If you signed a Deed of Trust to secure the property related to a promissory note,  You were the Settlor.  That word is synonymous with grantor/mortgagor.

§ 36C-8-808.  Powers of a settlor to take certain actions with respect to the trust.

While a trust is revocable, the settlor of a revocable trust has, at all times, the power to direct or consent to the actions of the trustee whether or not the power is conferred upon the settlor by the terms of the trust. The duty and liability of the trustee subject to the direction and consent of the settlor is as follows:

(1)        The trustee may follow a direction of the settlor that is not authorized by or is contrary to the terms of the trust, even if by doing so (i) the trustee exceeds the authority granted to the trustee under the terms of the trust, or (ii) the trustee would otherwise violate a duty the trustee owes under the trust.

(2)        The trustee is not liable, individually or as a fiduciary, for any loss resulting directly or indirectly from compliance with the direction. If the settlor requires the settlor’s consent to certain actions of the trustee, and the settlor does not provide consent within a reasonable time after the trustee has made a timely request for the settlor’s consent, the trustee is not liable, individually or as a fiduciary, for any loss resulting directly or indirectly from the trustee’s failure to take any action that required the settlor’s consent.  (2005-192, s. 2; 2007-106, s. 34; 2012-18, s. 3.1.)”

Don’t be confused by the word “may” in (1).  In the previous sentence, when “duty and liability” are mentioned, those relate to (1)…duty, and (2)…liability.  When read as imparting a duty, “may” should be read as “may only” or “must”, meaning he does not have a choice.

Now, about that revocability thing… in the terms of the Deed of Trust, it might say something to the effect of “…do hereby irrevocably grant, gift, donate…”.  Does that mean that the trust itself is irrevocable?  Changing the trustee is not the same as dissolving the trust. Trustees can be changed regularly.

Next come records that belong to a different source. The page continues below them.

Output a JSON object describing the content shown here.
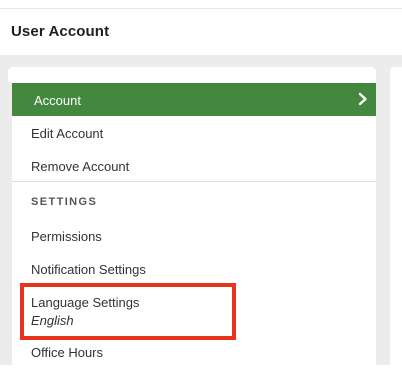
{
  "page": {
    "title": "User Account"
  },
  "sidebar": {
    "active_item": {
      "label": "Account",
      "icon": "chevron-right-icon"
    },
    "items": [
      {
        "label": "Edit Account"
      },
      {
        "label": "Remove Account"
      }
    ],
    "settings_section": {
      "heading": "SETTINGS",
      "items": [
        {
          "label": "Permissions"
        },
        {
          "label": "Notification Settings"
        },
        {
          "label": "Language Settings",
          "value": "English"
        },
        {
          "label": "Office Hours"
        }
      ]
    }
  },
  "colors": {
    "active_bg": "#44883f",
    "highlight_border": "#e8341c",
    "panel_bg": "#ececec"
  }
}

 I contend that the trust itself is revocable.  When I asked the lawyer* (see bottom of page) about the revocable/irrevocable status of the trust arising from the DoT, he said “Hmmm… we don’t normally think of this kind of trust as being revocable or irrevocable… but yes, you can revoke the trust.”  He also mentioned some particulars in the trust terms that provide consequences for doing so. The problem is… you can effectively remove the power of sale by assigning a different trustee.  What are the remaining consequences?  Bill collectors calling you?

Also of note is “If the settlor requires the settlor’s consent “. It does not say “If the terms of the trust require the settlor’s consent”.  This is because certain powers are always retained by the settlor, whether the settlor knows it or not. This section of the statutes proves that.  It should therefore be sufficient to notice the trustee of that requirement. 

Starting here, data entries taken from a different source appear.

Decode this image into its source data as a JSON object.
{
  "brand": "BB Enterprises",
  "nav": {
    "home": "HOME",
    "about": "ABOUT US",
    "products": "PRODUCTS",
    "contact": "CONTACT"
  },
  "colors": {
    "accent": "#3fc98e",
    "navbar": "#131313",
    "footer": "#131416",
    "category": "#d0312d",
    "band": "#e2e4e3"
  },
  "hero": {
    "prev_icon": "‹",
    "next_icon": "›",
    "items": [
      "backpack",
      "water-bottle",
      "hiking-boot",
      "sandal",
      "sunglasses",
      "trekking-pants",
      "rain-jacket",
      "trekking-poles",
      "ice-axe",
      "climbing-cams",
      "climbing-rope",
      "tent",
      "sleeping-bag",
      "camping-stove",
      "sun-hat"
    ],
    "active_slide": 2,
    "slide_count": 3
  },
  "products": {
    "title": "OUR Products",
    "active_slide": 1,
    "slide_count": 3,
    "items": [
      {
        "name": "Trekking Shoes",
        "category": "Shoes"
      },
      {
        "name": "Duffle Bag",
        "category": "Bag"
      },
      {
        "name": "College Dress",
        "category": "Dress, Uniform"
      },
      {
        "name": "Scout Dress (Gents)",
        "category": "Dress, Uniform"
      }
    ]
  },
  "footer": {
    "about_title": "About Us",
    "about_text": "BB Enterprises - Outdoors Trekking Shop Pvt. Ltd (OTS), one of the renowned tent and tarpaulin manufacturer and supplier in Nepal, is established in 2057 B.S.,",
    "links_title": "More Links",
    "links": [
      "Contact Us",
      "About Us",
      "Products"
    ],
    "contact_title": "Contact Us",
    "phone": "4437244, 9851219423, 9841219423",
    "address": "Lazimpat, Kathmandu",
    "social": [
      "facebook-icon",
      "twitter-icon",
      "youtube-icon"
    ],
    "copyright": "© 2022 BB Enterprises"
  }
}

In sum, the settlor can order the trustee to do anything in regard to the trust, as well as require the trustee to ask for settlor’s consent before performing ANY act (wouldn’t that include the act of selling the property?).  No consent= no power of sale, among other things.

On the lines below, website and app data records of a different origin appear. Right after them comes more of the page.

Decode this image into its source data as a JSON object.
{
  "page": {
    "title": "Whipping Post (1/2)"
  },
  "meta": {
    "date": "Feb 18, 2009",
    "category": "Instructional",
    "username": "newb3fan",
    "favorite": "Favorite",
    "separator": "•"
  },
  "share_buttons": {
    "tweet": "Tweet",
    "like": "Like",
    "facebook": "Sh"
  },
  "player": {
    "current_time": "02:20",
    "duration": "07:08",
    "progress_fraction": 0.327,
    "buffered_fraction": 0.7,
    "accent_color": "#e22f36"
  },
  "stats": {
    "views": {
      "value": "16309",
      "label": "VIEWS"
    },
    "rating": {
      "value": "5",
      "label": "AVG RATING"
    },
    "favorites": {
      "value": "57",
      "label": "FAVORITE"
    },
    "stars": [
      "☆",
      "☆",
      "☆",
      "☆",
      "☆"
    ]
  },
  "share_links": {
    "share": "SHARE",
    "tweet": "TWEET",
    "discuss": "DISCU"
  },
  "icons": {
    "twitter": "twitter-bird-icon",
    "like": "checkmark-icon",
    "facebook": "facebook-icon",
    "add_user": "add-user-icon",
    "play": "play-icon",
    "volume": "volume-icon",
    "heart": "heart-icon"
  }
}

*He had already lied and said that the trustee had an equitable interest, and that the legal title was held by us.  My question to him was “If the lender is the trust beneficiary, and the trustee has legal title, what do we have?” Makes sense that we have a mere possessory interest, meaning we are allowed to live there.  We are tenants, paying rent.

“An equitable interest is an “interest held by virtue of an equitable title (a title that indicates a beneficial interest in property and that gives the holder the right to acquire formal legal title) or claimed on equitable grounds, such as the interest held by a trust beneficiary. “The equitable interest is a right in equity that, if violated (suffers a harm), is subject to satisfaction by an equitable remedy. This concept exists only in the common law.”

This mention of common law supports the understanding that the deed of trust is a private agreement– that is also why the power of sale is a non-judicial remedy for the beneficiary (lender) to regain losses due to non-payment of loan (for which, in truth, it has risked no consideration or value whatsoever).